**WHAT TO PRODUCE**: The answer should be each line of the records that contains the word "Fixture"; please copy them all.

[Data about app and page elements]
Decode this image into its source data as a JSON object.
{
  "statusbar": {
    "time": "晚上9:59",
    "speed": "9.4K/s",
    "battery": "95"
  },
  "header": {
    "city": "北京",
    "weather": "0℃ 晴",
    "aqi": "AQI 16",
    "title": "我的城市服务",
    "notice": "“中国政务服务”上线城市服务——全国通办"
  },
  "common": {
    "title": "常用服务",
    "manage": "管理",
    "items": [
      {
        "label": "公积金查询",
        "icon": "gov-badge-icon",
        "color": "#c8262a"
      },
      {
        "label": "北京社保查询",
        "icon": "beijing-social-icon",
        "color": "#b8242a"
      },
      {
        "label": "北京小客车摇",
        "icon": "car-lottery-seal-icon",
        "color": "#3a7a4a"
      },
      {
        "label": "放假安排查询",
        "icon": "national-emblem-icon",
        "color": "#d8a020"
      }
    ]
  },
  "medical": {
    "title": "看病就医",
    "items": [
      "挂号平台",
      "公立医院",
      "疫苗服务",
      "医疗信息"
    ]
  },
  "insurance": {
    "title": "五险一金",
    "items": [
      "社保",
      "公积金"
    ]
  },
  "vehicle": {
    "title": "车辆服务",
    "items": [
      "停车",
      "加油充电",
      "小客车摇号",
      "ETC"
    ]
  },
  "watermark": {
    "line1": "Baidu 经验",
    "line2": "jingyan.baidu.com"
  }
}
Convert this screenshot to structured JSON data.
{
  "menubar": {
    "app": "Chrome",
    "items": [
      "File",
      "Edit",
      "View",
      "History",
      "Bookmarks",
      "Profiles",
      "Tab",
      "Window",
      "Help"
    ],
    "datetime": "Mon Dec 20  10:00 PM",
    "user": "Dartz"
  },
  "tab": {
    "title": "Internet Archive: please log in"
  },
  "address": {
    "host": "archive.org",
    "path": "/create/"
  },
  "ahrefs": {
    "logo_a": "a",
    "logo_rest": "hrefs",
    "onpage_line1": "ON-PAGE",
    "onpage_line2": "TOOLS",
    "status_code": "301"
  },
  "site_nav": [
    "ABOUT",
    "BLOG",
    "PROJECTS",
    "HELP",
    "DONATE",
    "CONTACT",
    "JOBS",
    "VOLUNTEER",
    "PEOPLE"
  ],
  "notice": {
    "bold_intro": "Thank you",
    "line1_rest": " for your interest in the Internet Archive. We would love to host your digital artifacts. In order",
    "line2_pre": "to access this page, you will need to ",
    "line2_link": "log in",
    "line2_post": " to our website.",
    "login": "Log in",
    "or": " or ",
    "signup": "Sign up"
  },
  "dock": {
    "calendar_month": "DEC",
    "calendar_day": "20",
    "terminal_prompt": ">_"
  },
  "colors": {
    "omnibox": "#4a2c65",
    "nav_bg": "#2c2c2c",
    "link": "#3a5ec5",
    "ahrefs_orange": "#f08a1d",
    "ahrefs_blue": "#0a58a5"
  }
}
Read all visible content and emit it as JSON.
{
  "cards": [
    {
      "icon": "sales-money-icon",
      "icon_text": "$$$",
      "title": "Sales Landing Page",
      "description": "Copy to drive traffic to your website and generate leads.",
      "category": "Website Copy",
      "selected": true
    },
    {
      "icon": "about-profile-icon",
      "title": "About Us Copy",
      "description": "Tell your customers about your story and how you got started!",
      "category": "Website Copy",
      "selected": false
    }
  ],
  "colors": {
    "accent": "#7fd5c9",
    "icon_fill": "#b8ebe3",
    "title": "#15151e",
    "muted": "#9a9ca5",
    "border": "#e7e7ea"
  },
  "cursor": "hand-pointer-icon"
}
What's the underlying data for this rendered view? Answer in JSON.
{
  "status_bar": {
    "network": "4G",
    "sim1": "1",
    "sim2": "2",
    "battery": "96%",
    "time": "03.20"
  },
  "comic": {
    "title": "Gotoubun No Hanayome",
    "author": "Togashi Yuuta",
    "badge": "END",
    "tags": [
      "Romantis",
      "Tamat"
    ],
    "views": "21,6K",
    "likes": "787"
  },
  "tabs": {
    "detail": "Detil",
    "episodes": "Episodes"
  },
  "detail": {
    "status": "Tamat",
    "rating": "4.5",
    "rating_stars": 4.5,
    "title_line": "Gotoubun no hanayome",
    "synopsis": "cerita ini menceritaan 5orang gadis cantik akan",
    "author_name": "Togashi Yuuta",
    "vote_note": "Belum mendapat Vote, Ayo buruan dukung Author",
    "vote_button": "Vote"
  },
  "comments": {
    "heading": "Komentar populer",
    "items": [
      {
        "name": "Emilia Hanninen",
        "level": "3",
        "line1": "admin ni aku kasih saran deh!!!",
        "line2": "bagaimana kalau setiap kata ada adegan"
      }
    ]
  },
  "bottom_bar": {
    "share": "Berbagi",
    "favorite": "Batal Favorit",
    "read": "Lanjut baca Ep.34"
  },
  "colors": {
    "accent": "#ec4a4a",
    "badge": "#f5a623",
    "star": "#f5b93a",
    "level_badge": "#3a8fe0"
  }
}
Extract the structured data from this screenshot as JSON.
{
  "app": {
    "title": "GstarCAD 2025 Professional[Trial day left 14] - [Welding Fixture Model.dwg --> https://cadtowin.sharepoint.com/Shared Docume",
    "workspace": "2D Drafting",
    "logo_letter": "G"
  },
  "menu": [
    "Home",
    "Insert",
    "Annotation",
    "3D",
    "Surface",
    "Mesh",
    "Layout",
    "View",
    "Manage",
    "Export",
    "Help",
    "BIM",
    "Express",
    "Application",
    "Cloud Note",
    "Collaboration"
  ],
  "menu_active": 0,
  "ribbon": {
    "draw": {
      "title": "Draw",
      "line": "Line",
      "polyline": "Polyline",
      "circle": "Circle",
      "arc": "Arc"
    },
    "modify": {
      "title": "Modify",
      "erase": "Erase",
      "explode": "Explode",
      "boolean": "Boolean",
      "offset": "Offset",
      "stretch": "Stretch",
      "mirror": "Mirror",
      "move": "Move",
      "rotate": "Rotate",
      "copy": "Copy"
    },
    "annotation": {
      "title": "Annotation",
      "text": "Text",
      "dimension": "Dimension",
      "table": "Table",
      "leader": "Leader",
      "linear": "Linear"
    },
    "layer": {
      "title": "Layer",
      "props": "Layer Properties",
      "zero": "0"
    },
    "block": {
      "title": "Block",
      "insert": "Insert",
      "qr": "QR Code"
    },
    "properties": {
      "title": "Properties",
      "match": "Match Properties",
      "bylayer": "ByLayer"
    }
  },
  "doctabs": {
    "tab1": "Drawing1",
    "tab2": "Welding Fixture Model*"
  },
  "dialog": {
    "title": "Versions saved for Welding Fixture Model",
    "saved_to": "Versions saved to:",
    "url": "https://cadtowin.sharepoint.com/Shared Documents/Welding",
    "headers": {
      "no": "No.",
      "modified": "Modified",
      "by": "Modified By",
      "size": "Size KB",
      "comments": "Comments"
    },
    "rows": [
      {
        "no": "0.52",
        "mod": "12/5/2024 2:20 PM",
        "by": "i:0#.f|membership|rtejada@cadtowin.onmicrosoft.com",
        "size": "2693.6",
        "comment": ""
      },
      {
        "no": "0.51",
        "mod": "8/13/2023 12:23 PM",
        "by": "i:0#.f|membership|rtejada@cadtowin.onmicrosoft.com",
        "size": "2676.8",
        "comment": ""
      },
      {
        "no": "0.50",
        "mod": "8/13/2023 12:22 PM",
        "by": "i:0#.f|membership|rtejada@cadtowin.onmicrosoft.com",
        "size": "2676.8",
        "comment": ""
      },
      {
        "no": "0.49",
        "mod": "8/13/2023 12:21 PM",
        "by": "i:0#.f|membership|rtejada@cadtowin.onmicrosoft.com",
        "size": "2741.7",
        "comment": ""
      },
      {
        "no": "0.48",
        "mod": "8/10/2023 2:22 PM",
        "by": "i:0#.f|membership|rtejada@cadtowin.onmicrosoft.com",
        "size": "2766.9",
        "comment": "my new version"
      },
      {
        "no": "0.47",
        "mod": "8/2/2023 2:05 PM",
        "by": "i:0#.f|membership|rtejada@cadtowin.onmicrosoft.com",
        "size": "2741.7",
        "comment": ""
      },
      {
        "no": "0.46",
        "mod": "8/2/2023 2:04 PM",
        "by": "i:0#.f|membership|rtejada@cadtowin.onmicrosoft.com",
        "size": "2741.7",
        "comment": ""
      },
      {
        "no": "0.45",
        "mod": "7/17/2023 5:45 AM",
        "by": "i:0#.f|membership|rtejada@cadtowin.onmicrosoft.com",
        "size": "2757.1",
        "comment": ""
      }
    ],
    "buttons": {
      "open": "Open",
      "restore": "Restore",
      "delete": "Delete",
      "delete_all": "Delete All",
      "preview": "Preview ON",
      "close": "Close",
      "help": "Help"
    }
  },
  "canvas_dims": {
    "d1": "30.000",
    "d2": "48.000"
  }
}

**PROBLEM SOLUTION**:
    "title": "GstarCAD 2025 Professional[Trial day left 14] - [Welding Fixture Model.dwg --> https://cadtowin.sharepoint.com/Shared Docume",
    "tab2": "Welding Fixture Model*"
    "title": "Versions saved for Welding Fixture Model",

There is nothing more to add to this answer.